There’s no end to this journey, it’s a vibrant buzz of collaboration and exploration. Why not join us?
Audioboo Pro will be the version used by ITV tomorrow, ‘which will contain a series of web tools which make it easy for companies, particularly media companies, to manage content coming from their audiences’.
Key to these tools are ‘magic tags’ – a private tag that the account use can apply to any Audioboo content creating a specific feed for use in a player on their site. ITV are using this system to help moderate the ‘boos’ left by fans.
The use of Audioboo by ITV marks a focus by the broadcaster on capturing the online buzz about the match alongside the roar of the crowd within Wembley Stadium. As such, the site will use Twitter aggregator Twitterfall to stream relevant updates to the microblogging site.
In addition, using a tool developed by thruSITES:
“The players’ names and faces will appear alongside bars which will move up and down to reflect the buzz around players during the game. The tool will be available after the match so that fans can scrub along a timeline to see which players caused a buzz at crucial moments.”
“Although the big clubs are well catered for of an afternoon with live commentary we felt that the smaller clubs weren’t really in a position to service the information requirements of their fans who can’t make it along for whatever reason or those ex-pats who are keen to find out what’s happening from afar on a Saturday afternoon,” explains MacDonald.
“We pick up the information via feeds from Boo which automatically populate the appropriate section of our site.”
P&B has tried updating web pages using email to text gateways and experimented with SMS updates, but these were time consuming and failed to convey the mood of fans at the game, he adds.
“It’s early days but we feel this could be a really neat, low cost way, of getting information back from around the grounds to those unable to attend. We’ll continue to grow the trial and get a few users on it and see how it goes from there,” says MacDonald.
London SE1 Community Website
James Hatts, editor of community website London SE1, published by Banksidepress said the site is also experimenting with Audioboo and has uploaded newsworthy clips, such as updates on a local fire.
“I think AudioBoo has great potential for local reporting – it’s just so easy. No waiting to get back to the office, no transcribing endless recordings, no editing, no waiting for YouTube (for example) to process your video,” says Hatts.
According to Hatts, the ‘idiot-proof brilliance’ of the app is comparable to using a Flip camera and could make it an important part of a modern reporter’s kit.
However, using it in a way that makes economic sense is a key consideration for Bankside:
“It’s early days for Audioboo but at the moment there’s no way to drive traffic to our own site from a boo page, for instance,” explains Hatts.
“There are interesting future possibilities for using voice recognition software to display contextual adverts around the audio player (or even to insert relevant audio adverts).
“At the moment it’s great for novelty value and building an audience and building a brand, but even an operation like ours which is run on a shoestring needs to be able to derive some revenue from our content.”
Our Man Inside
Rock said Audioboo should be used to augment other reporting and that audio was an emotive medium – both ideas that seem to have been taken on board by ‘social media mongrel’ Christian Payne in his use of the app.
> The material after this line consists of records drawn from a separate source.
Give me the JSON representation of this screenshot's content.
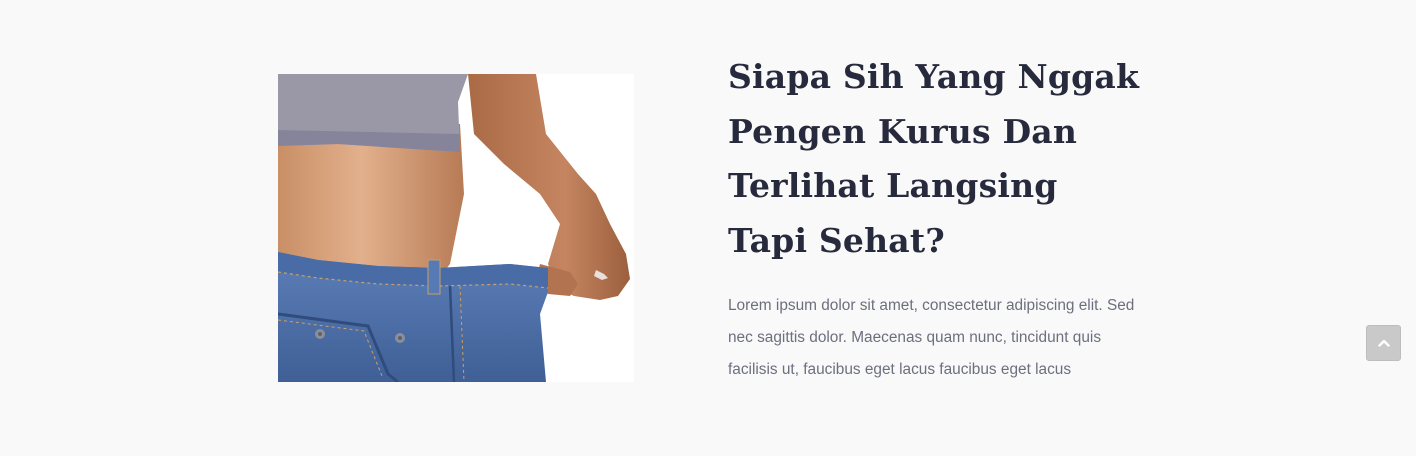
{
  "hero": {
    "image_alt": "Perempuan mengenakan celana jeans yang kebesaran",
    "headline": "Siapa Sih Yang Nggak Pengen Kurus Dan Terlihat Langsing Tapi Sehat?",
    "body": "Lorem ipsum dolor sit amet, consectetur adipiscing elit. Sed nec sagittis dolor. Maecenas quam nunc, tincidunt quis facilisis ut, faucibus eget lacus faucibus eget lacus"
  },
  "scroll_top": {
    "icon": "chevron-up-icon",
    "aria_label": "Scroll to top"
  },
  "colors": {
    "page_background": "#f9f9f9",
    "headline": "#262a3c",
    "body_text": "#6c6f7e",
    "scroll_button": "#c9c9c9"
  }
}
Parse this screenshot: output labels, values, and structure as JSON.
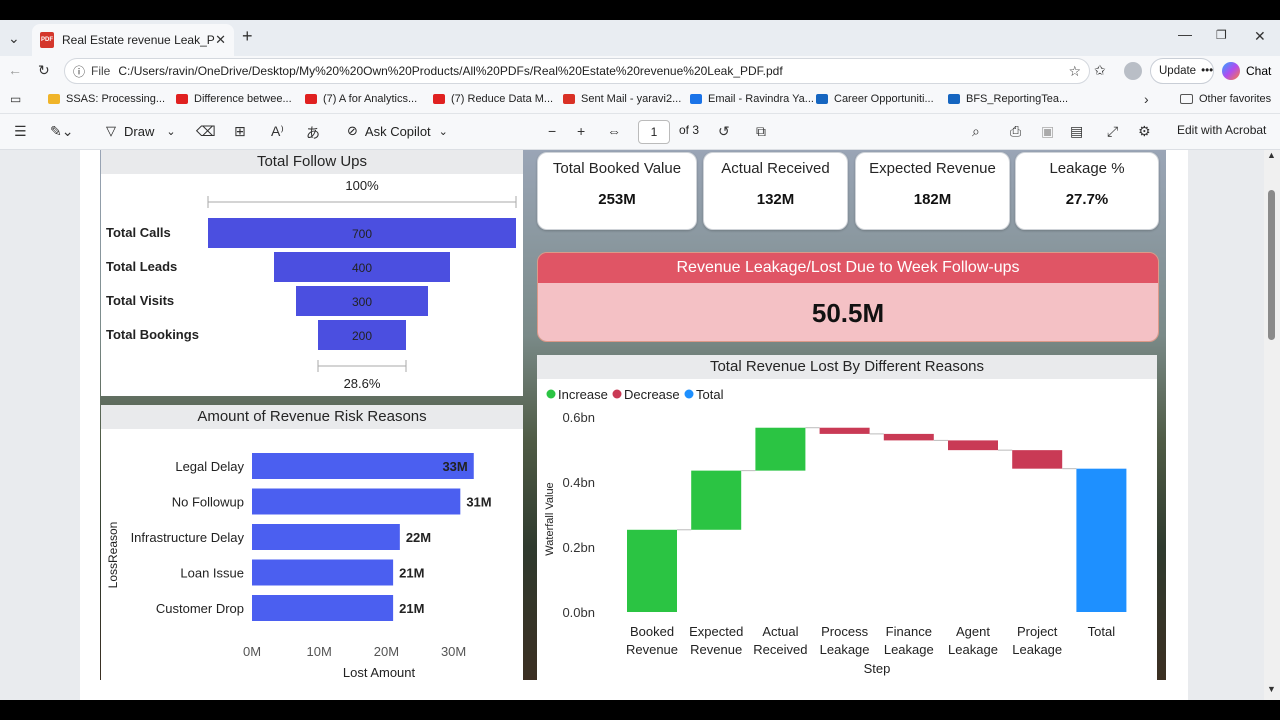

“[W]hile i experiment, I have fallen back in love with audio. It makes you think more about how you describe your surroundings. It makes me want my surroundings to explain themselves. Either by getting close to a person and their opinion or close to environmental sounds,” he writes in a blog post.
“Combined with a photo attached to act as a catalyst for the imagination, the listener is not being force fed the story. They have to take a moment to let their imagination get involved in the media.”